So what are the key differences between the suitability and the fiduciary standard?
At one level, the difference is simple, though the legal niceties obviously can get complicated.
Under the suitability standard, your financial professional is obliged to offer investment products that are suitable to your situation. If a stock index fund is appropriate for you, she is entitled to offer you one with annual management expenses of 1% when a similar one is available at one-tenth the cost. She doesn’t even have to tell you that the cheaper product is available.
Under the fiduciary standard, she cannot do that. She must maximize your financial returns and inform you of all pertinent information, including her own potential conflicts of interest. In your financial dealings, you want a fee-only advisor who commits to a fiduciary standard. That way you are the only person paying this person for the advice they are offering you, and they are legally obligated to advance your financial interests.
The below table, drawn from Michael Chamberlain at 401khelpcenter.com helpfully spells out the differences. Mr. Chamberlain’s article provides more information on these points.
An even more valuable chart is drawn from the “Guide to Brokerage and Investment Advisory Services at Fidelity Investments.” This is the disclosure paperwork that everyday investors actually receive from their brokers and usually ignore. I put their text into table form.

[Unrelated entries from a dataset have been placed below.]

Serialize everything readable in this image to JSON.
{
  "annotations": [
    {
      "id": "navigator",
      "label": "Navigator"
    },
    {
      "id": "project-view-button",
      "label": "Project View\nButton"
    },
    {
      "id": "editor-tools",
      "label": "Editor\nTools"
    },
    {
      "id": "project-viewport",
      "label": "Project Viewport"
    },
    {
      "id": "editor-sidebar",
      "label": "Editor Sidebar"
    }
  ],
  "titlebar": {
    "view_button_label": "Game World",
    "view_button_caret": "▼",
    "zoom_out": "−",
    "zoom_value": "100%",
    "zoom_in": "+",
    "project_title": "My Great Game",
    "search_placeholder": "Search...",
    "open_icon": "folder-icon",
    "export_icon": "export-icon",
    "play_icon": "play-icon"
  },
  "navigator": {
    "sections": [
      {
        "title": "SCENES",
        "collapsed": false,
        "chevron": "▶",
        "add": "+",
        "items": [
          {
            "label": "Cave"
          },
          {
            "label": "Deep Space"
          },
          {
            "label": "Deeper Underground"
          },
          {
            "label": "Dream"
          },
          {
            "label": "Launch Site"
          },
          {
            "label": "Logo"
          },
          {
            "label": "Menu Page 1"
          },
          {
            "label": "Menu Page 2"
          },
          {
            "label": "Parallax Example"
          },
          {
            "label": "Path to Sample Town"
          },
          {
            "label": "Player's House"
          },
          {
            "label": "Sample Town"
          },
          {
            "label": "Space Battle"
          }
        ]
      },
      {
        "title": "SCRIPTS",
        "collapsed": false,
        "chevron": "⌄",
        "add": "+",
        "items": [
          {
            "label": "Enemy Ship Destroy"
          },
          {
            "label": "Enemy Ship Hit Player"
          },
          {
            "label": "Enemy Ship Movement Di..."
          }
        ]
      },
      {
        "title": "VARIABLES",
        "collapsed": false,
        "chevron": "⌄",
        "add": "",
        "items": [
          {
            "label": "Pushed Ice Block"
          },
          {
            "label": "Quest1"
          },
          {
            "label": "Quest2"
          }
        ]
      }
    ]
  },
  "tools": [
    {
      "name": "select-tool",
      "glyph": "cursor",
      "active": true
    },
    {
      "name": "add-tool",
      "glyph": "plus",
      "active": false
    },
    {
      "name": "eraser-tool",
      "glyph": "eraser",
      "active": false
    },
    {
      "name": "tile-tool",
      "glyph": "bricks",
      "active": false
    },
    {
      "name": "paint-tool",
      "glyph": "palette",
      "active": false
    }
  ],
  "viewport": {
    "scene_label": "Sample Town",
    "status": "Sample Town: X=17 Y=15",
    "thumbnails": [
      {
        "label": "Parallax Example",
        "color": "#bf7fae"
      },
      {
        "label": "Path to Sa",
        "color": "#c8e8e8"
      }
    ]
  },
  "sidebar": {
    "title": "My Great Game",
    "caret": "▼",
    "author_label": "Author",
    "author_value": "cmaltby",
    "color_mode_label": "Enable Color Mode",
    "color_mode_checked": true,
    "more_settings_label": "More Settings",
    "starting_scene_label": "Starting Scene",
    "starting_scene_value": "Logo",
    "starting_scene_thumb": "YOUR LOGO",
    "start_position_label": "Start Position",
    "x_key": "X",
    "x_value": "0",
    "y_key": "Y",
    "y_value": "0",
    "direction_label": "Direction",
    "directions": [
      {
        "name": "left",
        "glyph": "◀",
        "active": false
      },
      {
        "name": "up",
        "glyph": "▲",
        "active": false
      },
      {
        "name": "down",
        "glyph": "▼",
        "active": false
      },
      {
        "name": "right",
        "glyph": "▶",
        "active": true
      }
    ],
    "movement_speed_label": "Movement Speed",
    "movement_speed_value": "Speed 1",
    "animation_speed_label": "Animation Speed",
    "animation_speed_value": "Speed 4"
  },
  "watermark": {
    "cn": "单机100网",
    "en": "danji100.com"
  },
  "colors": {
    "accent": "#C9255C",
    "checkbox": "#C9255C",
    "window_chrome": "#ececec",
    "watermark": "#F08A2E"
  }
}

Under which column would you prefer in your dealings with a financial professional? I believe this question answers itself.